TASK TO COMPLETE →
Your job is to copy every line in the material containing the word "Setup".
---------- DATA FOR REVIEW ----------
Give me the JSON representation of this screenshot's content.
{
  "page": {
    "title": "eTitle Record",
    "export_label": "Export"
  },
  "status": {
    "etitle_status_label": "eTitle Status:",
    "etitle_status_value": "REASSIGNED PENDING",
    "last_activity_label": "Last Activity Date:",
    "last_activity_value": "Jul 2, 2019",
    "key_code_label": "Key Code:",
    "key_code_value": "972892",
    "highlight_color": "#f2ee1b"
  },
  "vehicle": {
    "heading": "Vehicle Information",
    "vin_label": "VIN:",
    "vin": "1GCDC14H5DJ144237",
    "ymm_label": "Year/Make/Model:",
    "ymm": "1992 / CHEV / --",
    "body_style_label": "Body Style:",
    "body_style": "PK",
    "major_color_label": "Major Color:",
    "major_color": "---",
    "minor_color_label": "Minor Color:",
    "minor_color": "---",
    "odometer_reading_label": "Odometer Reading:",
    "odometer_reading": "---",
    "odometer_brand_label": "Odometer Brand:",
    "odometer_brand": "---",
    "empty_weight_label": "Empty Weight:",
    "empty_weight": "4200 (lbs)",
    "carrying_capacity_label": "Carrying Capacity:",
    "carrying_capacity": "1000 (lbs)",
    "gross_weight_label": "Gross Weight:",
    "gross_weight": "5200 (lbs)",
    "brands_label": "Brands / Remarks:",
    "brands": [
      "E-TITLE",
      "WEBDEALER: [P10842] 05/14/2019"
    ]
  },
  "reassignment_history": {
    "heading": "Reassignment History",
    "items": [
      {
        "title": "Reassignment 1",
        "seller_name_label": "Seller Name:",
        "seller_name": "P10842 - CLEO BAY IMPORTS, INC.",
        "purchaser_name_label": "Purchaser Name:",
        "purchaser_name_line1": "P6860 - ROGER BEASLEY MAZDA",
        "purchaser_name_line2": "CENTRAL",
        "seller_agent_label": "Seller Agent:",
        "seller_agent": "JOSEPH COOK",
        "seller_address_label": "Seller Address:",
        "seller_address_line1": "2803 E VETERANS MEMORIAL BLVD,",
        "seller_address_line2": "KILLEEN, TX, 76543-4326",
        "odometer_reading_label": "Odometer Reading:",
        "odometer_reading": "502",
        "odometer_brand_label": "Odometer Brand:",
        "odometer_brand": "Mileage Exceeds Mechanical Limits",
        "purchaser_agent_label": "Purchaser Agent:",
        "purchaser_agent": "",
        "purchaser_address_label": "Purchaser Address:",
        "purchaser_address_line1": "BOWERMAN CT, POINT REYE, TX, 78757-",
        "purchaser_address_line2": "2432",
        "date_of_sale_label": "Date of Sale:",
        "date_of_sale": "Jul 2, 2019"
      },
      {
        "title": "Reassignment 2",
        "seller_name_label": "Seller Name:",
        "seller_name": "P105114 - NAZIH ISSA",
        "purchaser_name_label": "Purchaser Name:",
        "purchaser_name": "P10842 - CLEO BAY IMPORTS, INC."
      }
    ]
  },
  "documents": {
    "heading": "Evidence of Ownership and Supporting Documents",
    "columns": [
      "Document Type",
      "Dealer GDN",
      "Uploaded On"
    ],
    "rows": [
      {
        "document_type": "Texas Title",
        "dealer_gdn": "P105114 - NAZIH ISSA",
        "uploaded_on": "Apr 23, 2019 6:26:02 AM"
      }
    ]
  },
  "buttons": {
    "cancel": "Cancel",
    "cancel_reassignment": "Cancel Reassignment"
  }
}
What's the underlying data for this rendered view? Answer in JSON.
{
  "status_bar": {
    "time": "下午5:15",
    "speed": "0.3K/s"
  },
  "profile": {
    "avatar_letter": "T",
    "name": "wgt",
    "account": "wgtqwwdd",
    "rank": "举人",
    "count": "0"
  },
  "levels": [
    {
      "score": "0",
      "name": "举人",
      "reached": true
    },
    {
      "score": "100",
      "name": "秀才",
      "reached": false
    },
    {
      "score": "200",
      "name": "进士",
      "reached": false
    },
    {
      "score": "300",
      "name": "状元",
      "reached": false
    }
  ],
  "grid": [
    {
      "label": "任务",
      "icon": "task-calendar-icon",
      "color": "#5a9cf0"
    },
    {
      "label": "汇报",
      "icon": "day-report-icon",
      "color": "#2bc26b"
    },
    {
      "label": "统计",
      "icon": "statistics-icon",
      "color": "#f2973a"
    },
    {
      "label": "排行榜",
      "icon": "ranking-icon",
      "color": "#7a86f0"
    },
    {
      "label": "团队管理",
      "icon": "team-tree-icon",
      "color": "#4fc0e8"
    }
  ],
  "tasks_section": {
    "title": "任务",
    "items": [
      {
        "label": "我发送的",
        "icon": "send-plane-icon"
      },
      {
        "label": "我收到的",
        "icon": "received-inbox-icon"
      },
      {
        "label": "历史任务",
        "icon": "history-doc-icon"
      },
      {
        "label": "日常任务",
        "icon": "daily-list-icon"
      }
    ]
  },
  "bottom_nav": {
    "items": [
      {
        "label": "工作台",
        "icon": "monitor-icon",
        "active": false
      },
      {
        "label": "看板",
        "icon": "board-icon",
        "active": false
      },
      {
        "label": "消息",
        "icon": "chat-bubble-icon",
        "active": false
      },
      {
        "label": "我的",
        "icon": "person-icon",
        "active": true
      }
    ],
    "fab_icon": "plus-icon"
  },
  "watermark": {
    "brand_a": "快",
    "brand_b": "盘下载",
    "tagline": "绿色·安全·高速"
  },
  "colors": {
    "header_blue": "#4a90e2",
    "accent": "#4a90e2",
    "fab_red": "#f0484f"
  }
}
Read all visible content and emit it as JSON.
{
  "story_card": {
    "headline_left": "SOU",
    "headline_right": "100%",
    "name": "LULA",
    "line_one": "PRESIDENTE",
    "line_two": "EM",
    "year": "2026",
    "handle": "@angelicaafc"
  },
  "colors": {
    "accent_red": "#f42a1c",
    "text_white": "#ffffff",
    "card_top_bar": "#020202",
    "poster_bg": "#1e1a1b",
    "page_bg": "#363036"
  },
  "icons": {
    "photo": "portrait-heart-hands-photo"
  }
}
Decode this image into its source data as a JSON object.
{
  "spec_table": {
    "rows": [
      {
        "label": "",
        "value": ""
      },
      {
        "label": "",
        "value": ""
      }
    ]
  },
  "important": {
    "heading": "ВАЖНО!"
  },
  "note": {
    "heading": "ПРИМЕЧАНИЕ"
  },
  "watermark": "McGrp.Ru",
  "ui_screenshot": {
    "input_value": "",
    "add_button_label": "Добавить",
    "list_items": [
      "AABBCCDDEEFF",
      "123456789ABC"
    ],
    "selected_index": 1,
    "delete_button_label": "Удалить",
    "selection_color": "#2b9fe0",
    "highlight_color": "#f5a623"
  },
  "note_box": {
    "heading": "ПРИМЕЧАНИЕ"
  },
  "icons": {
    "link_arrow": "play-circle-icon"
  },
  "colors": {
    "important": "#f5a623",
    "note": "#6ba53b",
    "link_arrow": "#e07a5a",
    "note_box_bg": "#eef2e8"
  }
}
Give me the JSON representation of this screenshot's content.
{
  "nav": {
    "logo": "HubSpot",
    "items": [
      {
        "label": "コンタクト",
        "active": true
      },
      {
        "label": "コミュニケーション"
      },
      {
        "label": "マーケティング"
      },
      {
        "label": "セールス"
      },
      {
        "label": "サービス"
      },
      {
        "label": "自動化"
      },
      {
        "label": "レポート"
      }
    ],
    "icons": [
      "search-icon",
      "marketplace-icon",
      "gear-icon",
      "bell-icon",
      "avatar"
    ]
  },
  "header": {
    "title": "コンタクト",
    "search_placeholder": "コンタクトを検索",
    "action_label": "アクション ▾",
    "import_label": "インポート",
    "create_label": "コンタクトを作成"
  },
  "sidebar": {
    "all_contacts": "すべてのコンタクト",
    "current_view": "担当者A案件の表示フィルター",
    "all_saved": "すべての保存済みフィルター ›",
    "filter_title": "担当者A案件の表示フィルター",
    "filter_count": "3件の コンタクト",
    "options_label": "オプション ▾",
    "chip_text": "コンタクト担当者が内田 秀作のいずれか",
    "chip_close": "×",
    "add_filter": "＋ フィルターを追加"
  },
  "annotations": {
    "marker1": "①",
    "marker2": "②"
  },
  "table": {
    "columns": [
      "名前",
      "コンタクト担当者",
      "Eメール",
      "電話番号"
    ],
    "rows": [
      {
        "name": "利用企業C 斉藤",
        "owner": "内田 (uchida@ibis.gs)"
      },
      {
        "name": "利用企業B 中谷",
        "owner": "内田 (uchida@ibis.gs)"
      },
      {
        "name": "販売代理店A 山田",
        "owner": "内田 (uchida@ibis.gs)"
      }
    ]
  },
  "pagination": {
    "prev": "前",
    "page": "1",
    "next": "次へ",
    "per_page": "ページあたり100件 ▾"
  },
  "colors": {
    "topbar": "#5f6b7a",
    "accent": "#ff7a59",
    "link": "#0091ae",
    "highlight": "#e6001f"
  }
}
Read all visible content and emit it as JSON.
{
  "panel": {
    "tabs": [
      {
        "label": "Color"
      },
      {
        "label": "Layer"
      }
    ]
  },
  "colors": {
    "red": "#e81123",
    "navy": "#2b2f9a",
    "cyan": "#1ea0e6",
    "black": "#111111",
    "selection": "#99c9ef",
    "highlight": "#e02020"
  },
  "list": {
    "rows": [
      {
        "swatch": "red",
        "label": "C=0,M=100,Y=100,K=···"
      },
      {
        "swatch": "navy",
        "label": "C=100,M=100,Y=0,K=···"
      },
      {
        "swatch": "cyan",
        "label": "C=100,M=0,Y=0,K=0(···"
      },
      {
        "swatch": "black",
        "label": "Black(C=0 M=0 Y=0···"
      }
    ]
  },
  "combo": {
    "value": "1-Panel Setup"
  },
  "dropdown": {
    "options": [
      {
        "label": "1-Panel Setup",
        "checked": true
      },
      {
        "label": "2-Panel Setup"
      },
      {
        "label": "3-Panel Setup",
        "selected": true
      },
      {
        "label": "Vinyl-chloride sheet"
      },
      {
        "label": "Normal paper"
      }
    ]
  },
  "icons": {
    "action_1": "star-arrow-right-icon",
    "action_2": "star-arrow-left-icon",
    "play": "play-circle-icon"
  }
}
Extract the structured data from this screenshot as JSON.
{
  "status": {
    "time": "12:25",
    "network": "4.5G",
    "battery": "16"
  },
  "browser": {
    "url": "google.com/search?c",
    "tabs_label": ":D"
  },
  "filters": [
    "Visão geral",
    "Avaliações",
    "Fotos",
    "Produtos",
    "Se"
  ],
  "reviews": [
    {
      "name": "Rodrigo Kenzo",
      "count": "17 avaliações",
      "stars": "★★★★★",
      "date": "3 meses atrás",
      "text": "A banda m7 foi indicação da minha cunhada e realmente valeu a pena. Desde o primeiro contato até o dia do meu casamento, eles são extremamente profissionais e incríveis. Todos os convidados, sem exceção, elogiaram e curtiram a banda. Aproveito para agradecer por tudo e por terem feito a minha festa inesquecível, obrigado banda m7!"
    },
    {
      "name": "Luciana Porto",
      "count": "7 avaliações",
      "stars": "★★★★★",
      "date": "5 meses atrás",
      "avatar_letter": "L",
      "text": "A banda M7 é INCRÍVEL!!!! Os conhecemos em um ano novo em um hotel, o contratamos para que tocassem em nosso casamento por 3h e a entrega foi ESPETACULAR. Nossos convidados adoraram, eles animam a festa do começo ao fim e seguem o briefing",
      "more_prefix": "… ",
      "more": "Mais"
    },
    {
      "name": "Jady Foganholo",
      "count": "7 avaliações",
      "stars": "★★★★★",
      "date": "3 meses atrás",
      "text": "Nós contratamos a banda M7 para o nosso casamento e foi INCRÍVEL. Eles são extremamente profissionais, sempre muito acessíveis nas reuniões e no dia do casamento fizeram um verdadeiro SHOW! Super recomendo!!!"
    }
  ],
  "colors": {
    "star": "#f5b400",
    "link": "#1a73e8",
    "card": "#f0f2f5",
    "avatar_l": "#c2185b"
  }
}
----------
WRITTEN REPLY →
    "value": "1-Panel Setup"
        "label": "1-Panel Setup",
        "label": "2-Panel Setup"
        "label": "3-Panel Setup",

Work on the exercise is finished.